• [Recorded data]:

■ ■ ■

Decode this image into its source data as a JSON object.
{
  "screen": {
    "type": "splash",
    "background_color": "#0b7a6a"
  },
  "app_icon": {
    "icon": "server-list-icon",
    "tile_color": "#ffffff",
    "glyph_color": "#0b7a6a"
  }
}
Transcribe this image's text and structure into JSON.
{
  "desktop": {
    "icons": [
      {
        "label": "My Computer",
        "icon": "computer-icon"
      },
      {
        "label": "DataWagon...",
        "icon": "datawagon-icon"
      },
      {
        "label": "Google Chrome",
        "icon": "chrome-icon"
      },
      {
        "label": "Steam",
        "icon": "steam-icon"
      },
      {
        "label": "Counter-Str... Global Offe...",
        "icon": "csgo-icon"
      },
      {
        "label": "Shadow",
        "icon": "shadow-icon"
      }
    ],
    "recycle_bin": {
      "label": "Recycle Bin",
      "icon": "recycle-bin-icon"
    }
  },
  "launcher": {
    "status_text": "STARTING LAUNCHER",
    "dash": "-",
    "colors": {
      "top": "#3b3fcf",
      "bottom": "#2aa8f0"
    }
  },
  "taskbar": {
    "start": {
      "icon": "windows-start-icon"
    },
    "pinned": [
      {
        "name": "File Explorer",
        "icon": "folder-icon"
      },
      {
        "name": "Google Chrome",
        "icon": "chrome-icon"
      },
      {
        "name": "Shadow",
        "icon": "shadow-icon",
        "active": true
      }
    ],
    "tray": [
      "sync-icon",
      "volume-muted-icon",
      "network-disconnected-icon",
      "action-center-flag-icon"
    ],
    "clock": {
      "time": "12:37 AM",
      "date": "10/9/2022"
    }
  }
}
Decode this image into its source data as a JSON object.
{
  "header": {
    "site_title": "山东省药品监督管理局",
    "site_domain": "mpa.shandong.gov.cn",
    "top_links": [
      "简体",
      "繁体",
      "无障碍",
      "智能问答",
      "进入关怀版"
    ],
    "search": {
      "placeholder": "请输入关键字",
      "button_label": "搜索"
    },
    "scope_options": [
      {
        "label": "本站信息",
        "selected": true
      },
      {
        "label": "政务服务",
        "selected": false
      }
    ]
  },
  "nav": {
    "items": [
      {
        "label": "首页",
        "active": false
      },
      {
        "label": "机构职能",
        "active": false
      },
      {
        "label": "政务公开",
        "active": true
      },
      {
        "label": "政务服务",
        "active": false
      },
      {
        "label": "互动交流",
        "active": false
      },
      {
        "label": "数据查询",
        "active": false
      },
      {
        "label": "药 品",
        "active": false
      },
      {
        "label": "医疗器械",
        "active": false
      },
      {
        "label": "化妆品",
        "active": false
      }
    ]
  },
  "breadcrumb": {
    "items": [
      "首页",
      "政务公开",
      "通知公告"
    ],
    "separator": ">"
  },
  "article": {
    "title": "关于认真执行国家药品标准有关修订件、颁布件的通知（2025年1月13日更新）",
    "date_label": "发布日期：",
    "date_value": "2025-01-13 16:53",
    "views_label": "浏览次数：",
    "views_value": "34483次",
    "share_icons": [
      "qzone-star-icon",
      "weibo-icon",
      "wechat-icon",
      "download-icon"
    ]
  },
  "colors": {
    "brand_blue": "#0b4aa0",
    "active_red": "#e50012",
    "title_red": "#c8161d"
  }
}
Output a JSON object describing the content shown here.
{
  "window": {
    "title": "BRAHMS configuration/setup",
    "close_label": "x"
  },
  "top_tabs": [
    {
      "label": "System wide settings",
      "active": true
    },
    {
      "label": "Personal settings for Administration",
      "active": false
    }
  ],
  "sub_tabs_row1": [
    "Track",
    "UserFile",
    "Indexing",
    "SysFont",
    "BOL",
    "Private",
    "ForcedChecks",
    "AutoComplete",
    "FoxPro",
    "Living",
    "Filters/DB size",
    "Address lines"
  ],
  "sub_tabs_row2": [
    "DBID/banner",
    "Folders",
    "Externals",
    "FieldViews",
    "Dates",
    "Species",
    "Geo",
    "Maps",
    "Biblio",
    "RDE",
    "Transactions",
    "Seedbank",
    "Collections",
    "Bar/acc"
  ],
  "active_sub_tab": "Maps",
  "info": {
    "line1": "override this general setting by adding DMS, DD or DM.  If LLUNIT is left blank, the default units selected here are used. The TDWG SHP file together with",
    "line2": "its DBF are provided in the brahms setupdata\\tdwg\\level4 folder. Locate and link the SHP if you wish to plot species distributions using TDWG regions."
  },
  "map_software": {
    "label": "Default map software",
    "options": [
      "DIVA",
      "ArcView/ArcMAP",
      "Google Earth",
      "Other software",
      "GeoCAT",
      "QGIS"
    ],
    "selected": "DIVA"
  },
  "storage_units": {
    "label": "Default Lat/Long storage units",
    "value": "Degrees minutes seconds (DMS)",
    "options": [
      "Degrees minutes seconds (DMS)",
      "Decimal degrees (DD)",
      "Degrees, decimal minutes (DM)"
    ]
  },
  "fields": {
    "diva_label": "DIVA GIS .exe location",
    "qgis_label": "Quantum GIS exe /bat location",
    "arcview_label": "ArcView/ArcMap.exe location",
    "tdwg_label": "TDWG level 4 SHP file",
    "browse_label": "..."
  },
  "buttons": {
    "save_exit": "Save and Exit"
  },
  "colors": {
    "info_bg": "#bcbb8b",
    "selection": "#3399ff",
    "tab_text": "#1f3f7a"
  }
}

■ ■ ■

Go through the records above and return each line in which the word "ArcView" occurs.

• [Response to this exercise]:
      "ArcView/ArcMAP",
    "arcview_label": "ArcView/ArcMap.exe location",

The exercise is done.